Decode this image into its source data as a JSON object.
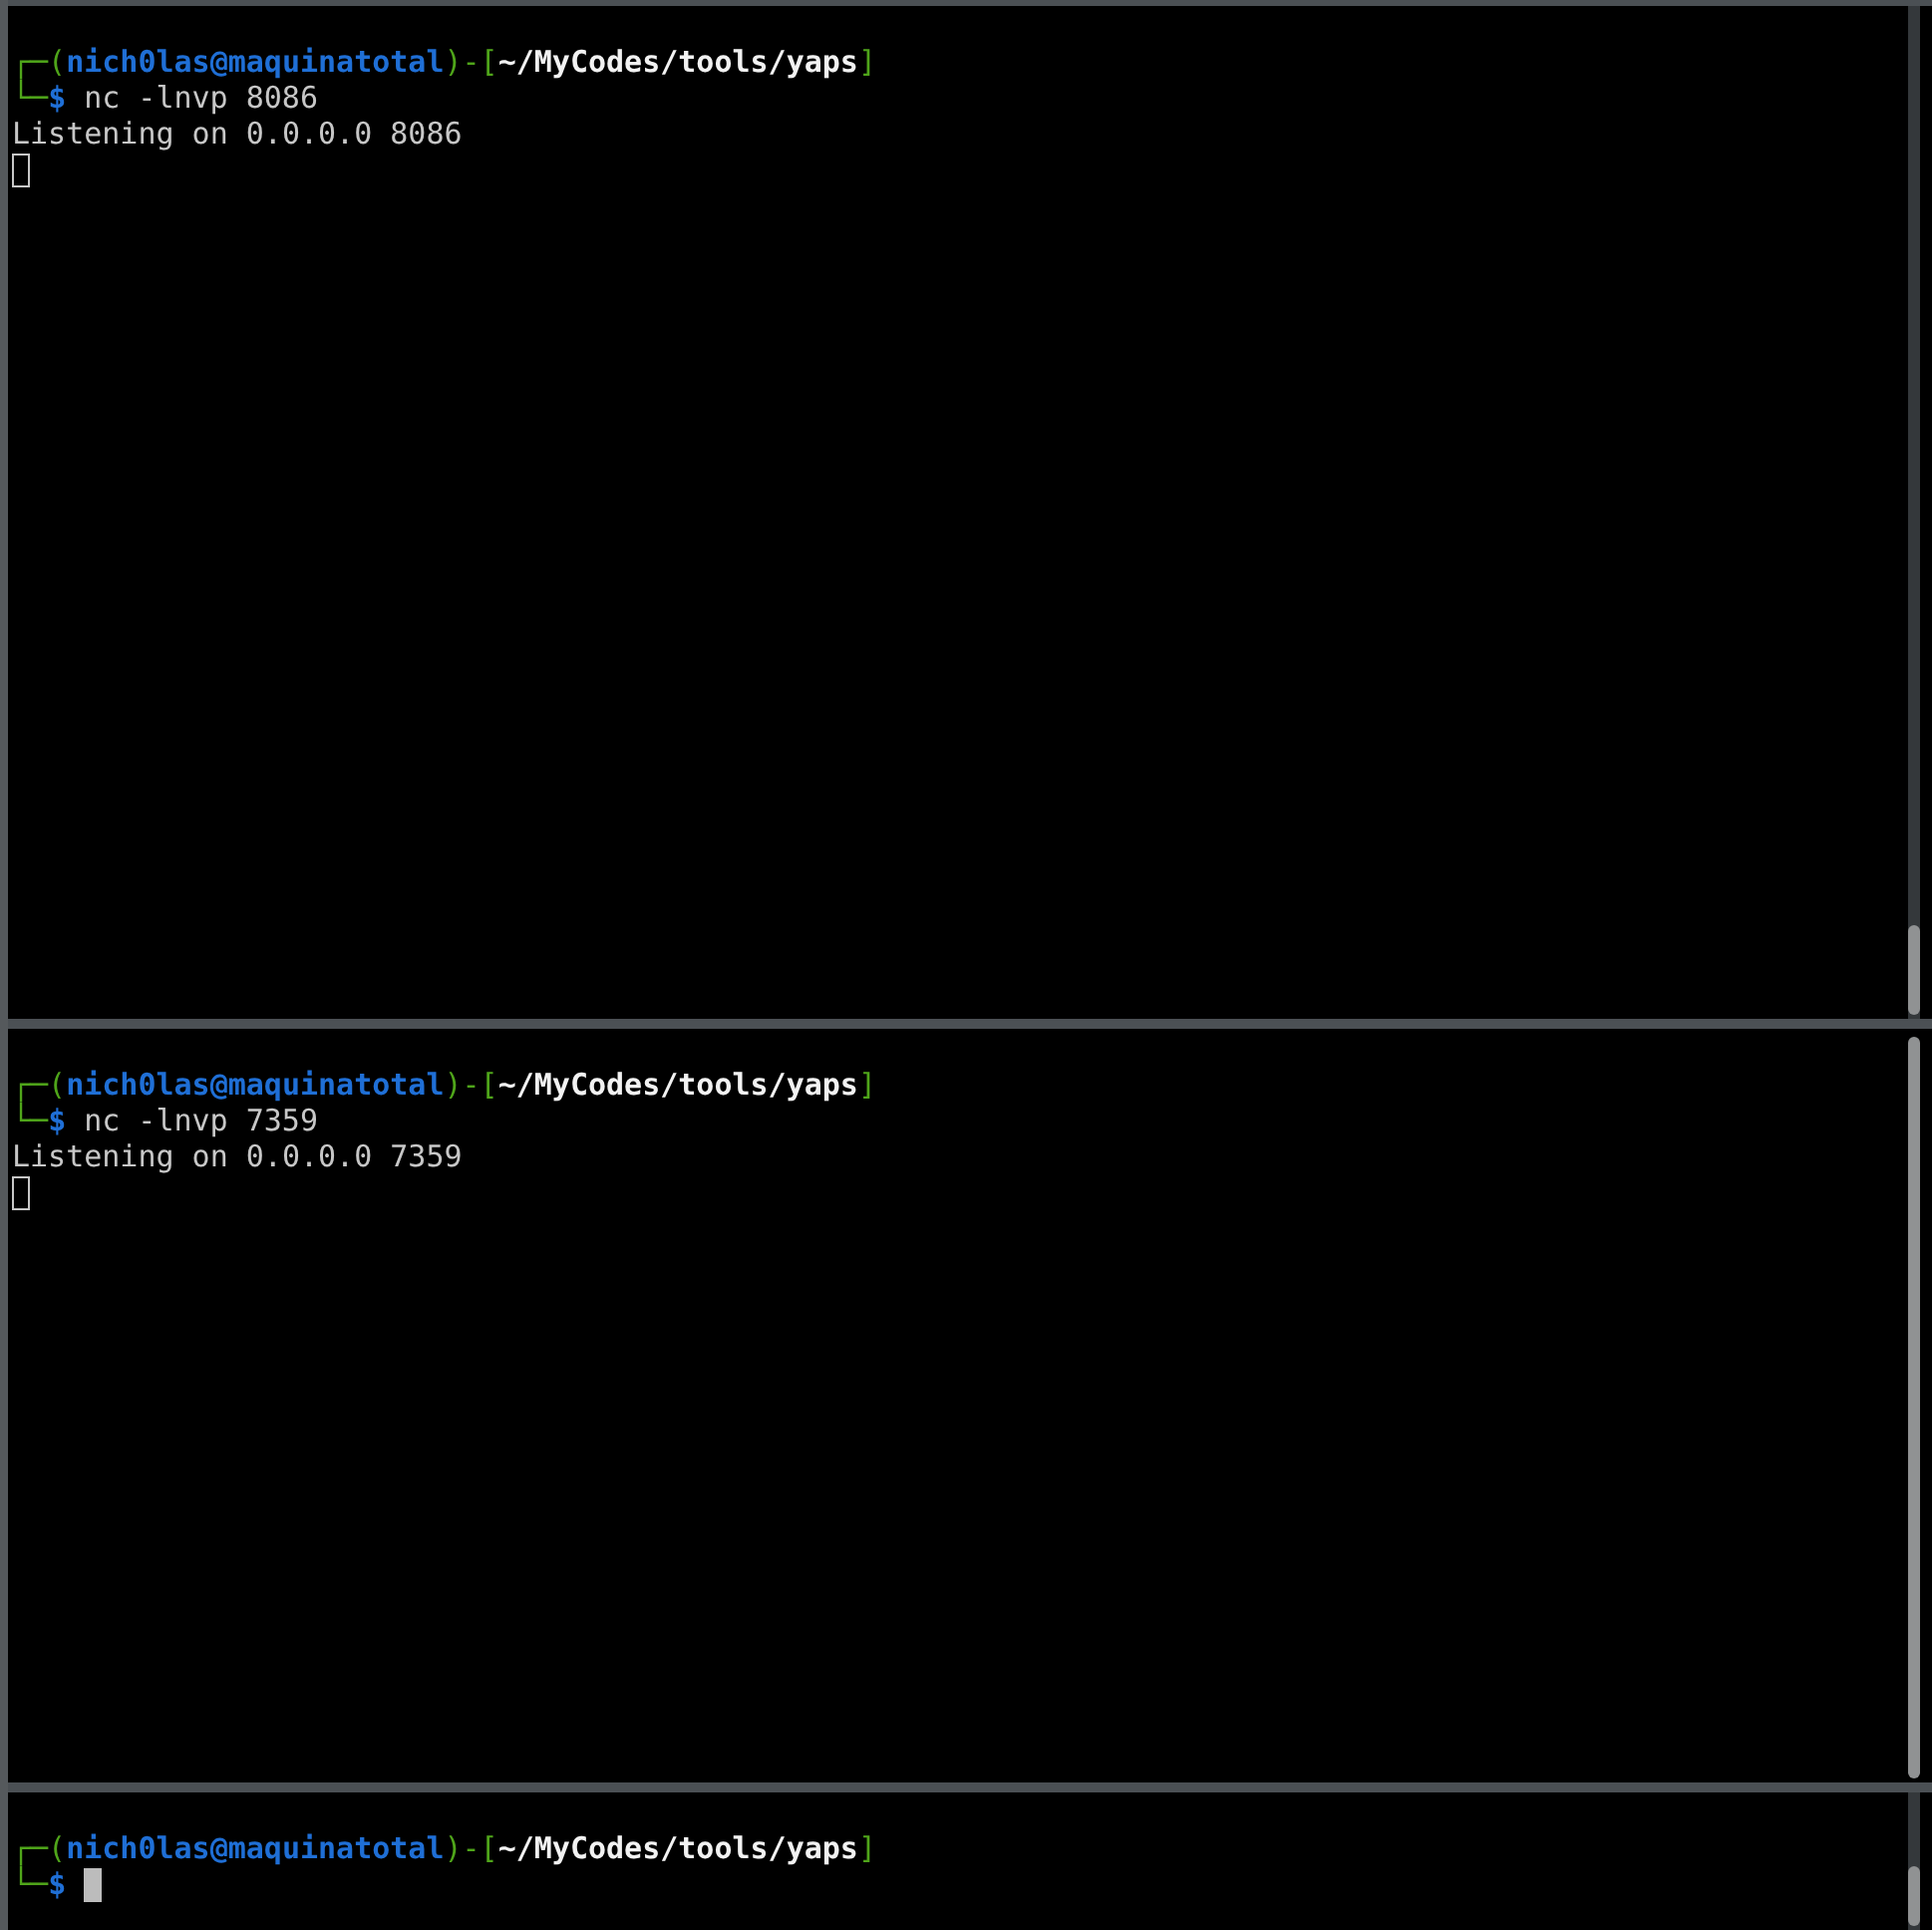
{
  "panes": [
    {
      "prompt": {
        "corner_top": "┌─(",
        "user_host": "nich0las@maquinatotal",
        "separator": ")-[",
        "path": "~/MyCodes/tools/yaps",
        "close": "]",
        "corner_bottom": "└─",
        "symbol": "$"
      },
      "command": "nc -lnvp 8086",
      "output": [
        "Listening on 0.0.0.0 8086"
      ],
      "cursor": {
        "kind": "hollow"
      }
    },
    {
      "prompt": {
        "corner_top": "┌─(",
        "user_host": "nich0las@maquinatotal",
        "separator": ")-[",
        "path": "~/MyCodes/tools/yaps",
        "close": "]",
        "corner_bottom": "└─",
        "symbol": "$"
      },
      "command": "nc -lnvp 7359",
      "output": [
        "Listening on 0.0.0.0 7359"
      ],
      "cursor": {
        "kind": "hollow"
      }
    },
    {
      "prompt": {
        "corner_top": "┌─(",
        "user_host": "nich0las@maquinatotal",
        "separator": ")-[",
        "path": "~/MyCodes/tools/yaps",
        "close": "]",
        "corner_bottom": "└─",
        "symbol": "$"
      },
      "cursor": {
        "kind": "block"
      }
    }
  ]
}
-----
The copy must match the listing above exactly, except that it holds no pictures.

Decode this image into its source data as a JSON object.
{
  "panes": [
    {
      "prompt": {
        "corner_top": "┌─(",
        "user_host": "nich0las@maquinatotal",
        "separator": ")-[",
        "path": "~/MyCodes/tools/yaps",
        "close": "]",
        "corner_bottom": "└─",
        "symbol": "$"
      },
      "command": "nc -lnvp 8086",
      "output": [
        "Listening on 0.0.0.0 8086"
      ],
      "cursor": {
        "kind": "hollow"
      }
    },
    {
      "prompt": {
        "corner_top": "┌─(",
        "user_host": "nich0las@maquinatotal",
        "separator": ")-[",
        "path": "~/MyCodes/tools/yaps",
        "close": "]",
        "corner_bottom": "└─",
        "symbol": "$"
      },
      "command": "nc -lnvp 7359",
      "output": [
        "Listening on 0.0.0.0 7359"
      ],
      "cursor": {
        "kind": "hollow"
      }
    },
    {
      "prompt": {
        "corner_top": "┌─(",
        "user_host": "nich0las@maquinatotal",
        "separator": ")-[",
        "path": "~/MyCodes/tools/yaps",
        "close": "]",
        "corner_bottom": "└─",
        "symbol": "$"
      },
      "cursor": {
        "kind": "block"
      }
    }
  ]
}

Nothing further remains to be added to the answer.